The flip side is that for any alien society that could be dangerous, a deliberate message makes no difference. Such a society could use its own star as a gravitational lens, and even see the glow from our street lamps. Hawking's warning is irrelevant.
Such considerations motivated the SETI group at the International Academy of Astronautics to reject a proscription of transmissions to the sky. It was the right decision.
The extraterrestrials may be out there, and we might learn much by discovering them, but it is paranoia of a rare sort that would shutter the Earth out of fear that they might discover us.
Seth Shostak is senior astronomer at the SETI Institute, and chair of the International Academy of Astronautics' SETI Permanent Study Group
A dome-shaped UFO with portholes was seen in broad daylight by veteran pilot Floyd P. Hallstrom of Oxnard, California. Hallstrom had been flying for 37 years, 1712 hours as a Navy combat air crewman and personal crew chief to admirals, including the Commander-in-Chief of the Atlantic Fleet.
Hallstrom had left Oxnard at about 12:35 PM, in a Cessna 170A bound to San Diego via Los Angeles, following a friend, Jim Victor, who was delivering another plane to a customer at Brown Field, San Diego. The plan was for him to transport Victor back to Oxnard after the delivery. The two kept in touch by radio.
As Hallstrom approached Santa Monica at 7,500 feet altitude, the sky was clear except for a smog layer in the vicinity of Los Angeles International Airport.
"At this time I was looking for Jim straight ahead," Hallstrom reported, "when I spotted [the UFO] just on the edge of the haze area above LAX [Los Angeles International Airport] slightly to the east side...
I thought it was Jim so I watched it for about a minute because he had just given me his position report, but it seemed to get larger and coming toward me so I naturally realized that it wasn't Jim...
"I started looking to see what it was, but I could see no wings on this aircraft although at this time I could see windows which appeared to be passenger windows in the aircraft.
"As it drew nearer though, I was able to determine that there were no wings or horizontal empennage assembly to the aircraft as a conventional aircraft..."
Hallstrom began wondering if it was some kind of helicopter, but it was approaching at high speed.
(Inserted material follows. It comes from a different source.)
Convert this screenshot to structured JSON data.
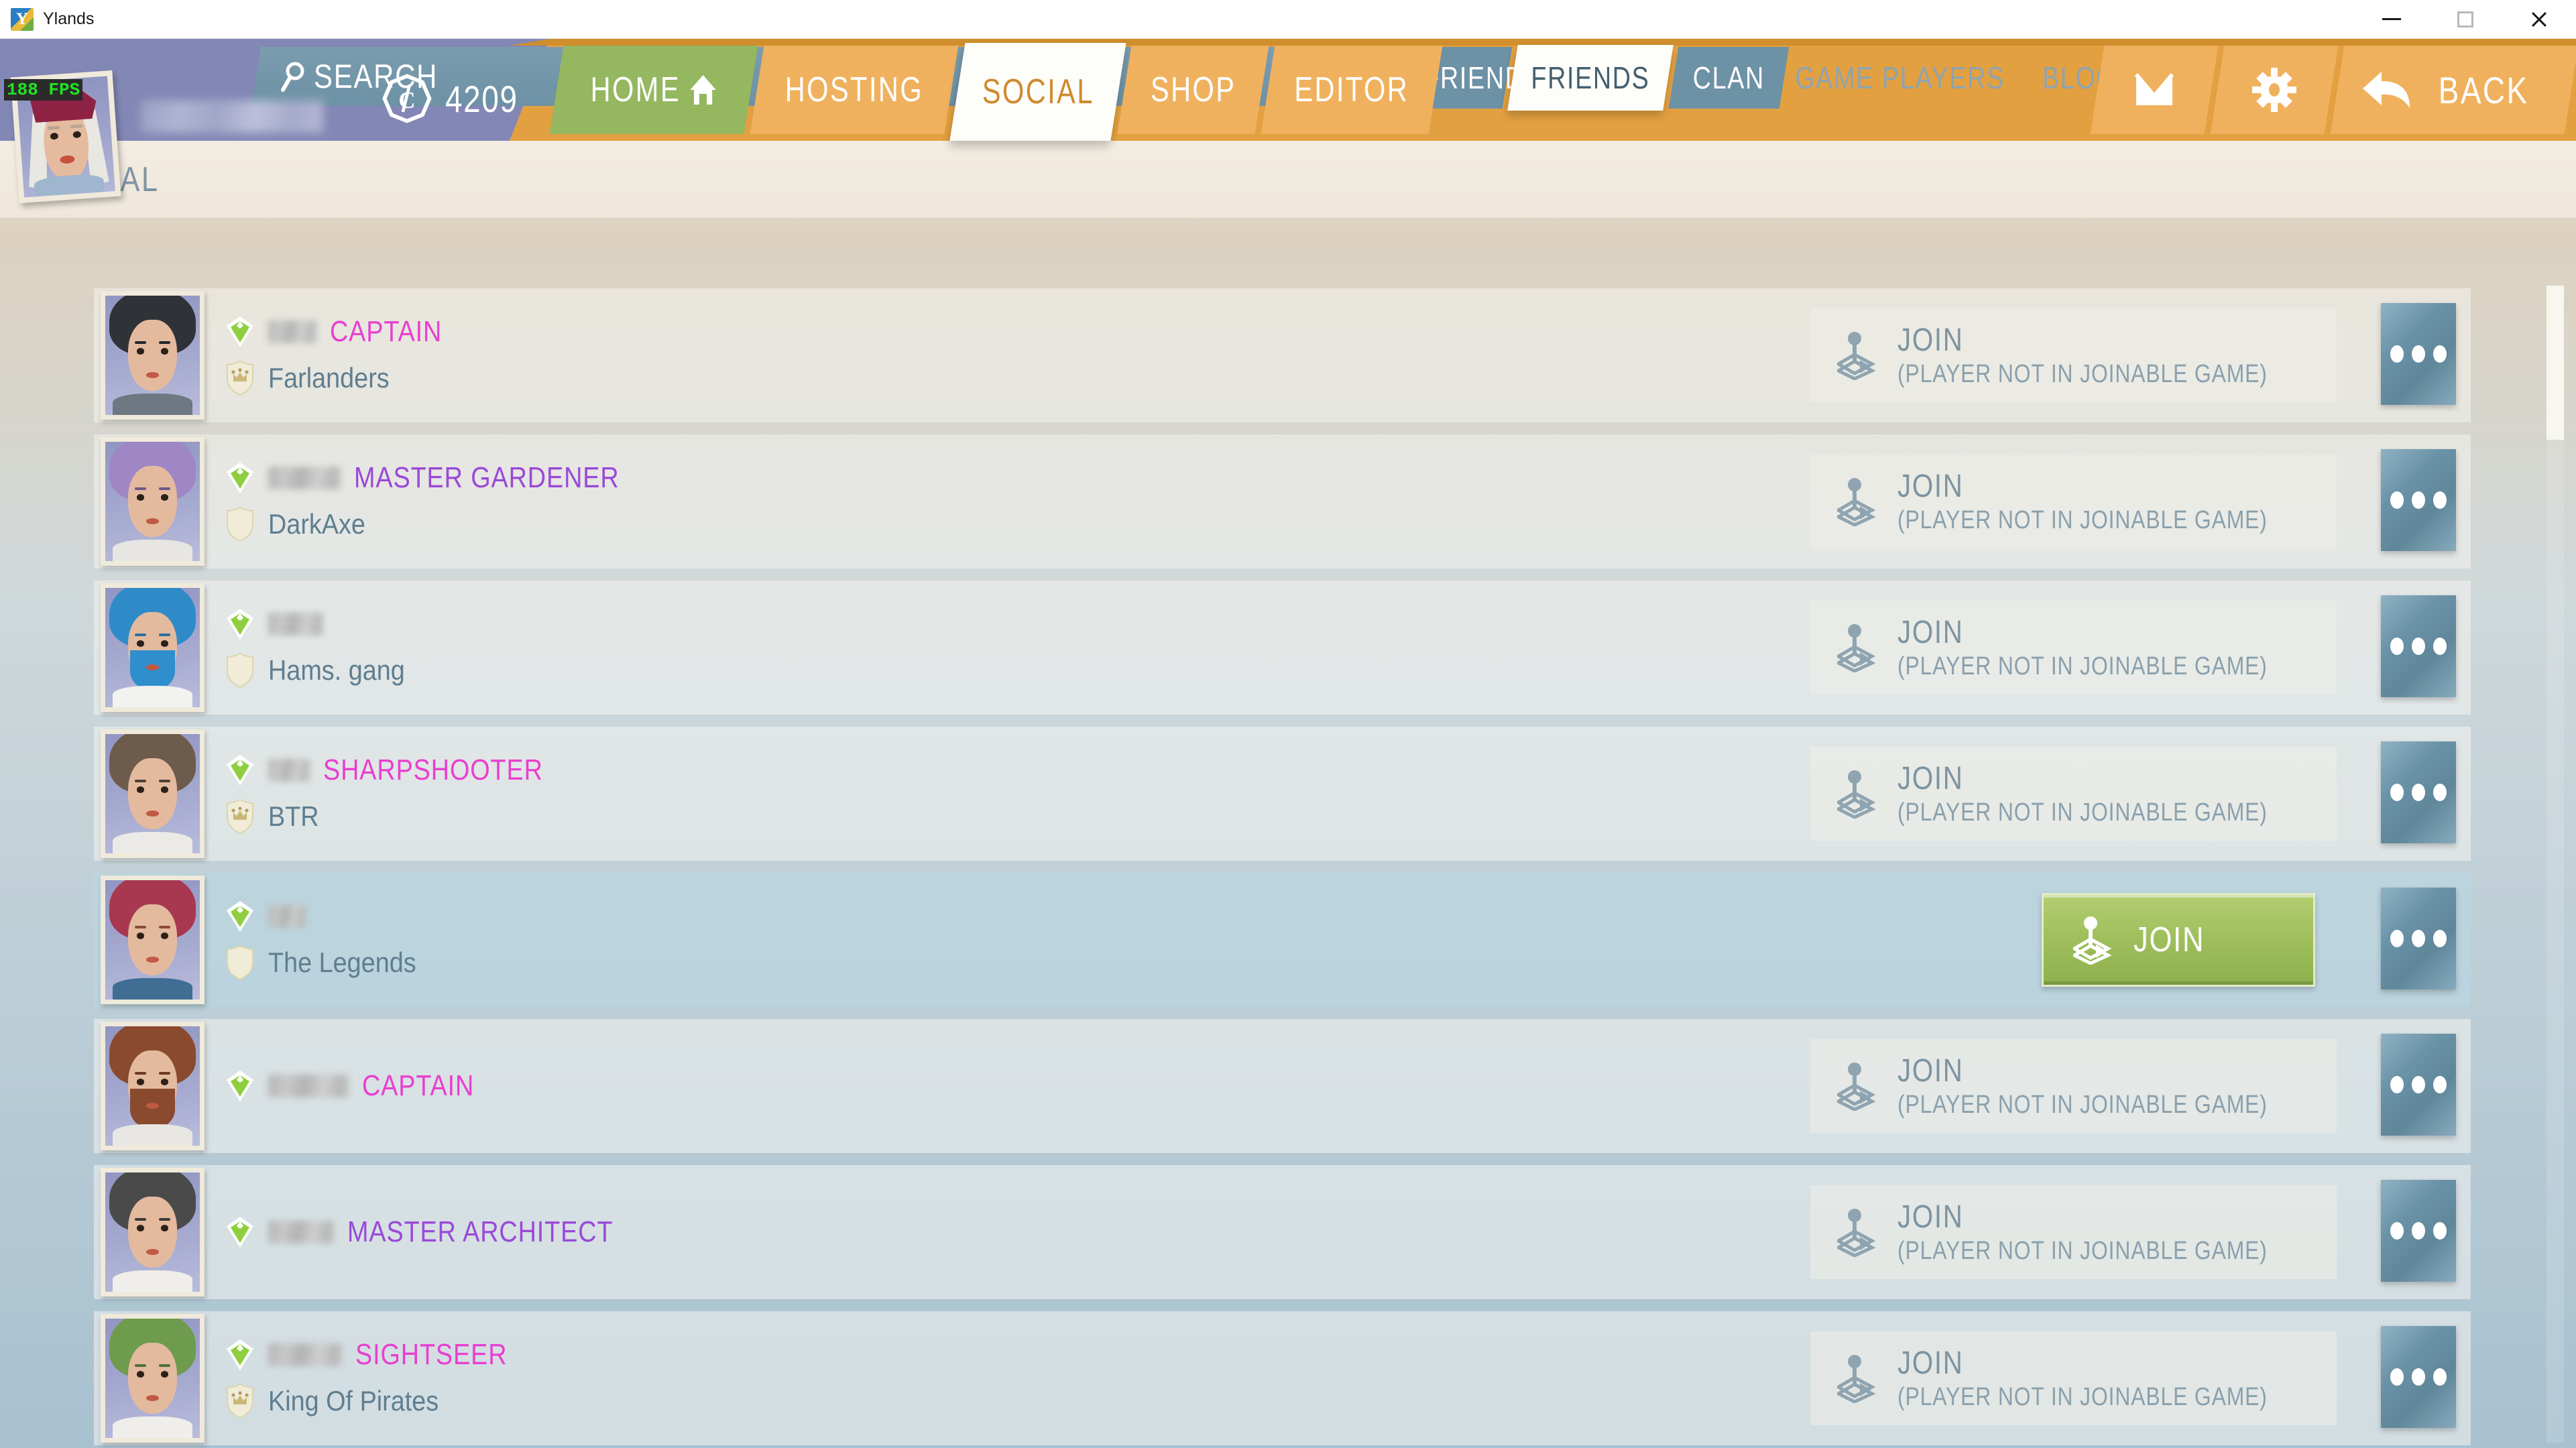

As the UFO passed about 6,000 feet to his left, he was looking down on it an angle of about 30-45 degrees. Then the true form suddenly became clear to him. There were no rotors, no tail assembly.
"All of a sudden, I was able to make out the complete form of a saucer shape or round object... I could see the dome, also very vividly clear, including all the windows...
"[I] observed it to be of a very bright metal... it was more of a nickel or highly polished chrome or stainless steel type of metal than aluminum, because it had more of a mellow glow than [if] it was of the type finish on a high finish aluminum."
About 16 to 20 evenly spaced windows were visible around the circumference of the dome, located just above the base. The dome appeared to be a perfect hemisphere about 20 feet in diameter resting on the base which was about 30 feet in diameter.
The UFO continued on a course of about 310 degrees (opposite to Hallstrom's course) with no sign of rotation, oscillation, pitch, roll, or yaw.
Neither was there any sign of a propulsion system. The sun reflected off the dome as a bright spot as the UFO passed. After about a minute the object disappeared from view behind the Cessna.
Hallstrom estimated its speed at about 650 mph. He quickly took notes and made a sketch of the UFO.
Reaching for his radio microphone, he first called Jim Victor to report what he had seen. Then he notified various FAA authorities.
Hallstrom, who was shaken by the sighting, later had troubling dreams, mostly about UFOs and aliens. He had not taken the subject seriously up to this time, but the implications of what he had seen struck home to him. He later reported that the experience had altered his entire life.
(MUFON UFO Journal, January 1978, pp. 3-5. Investigators: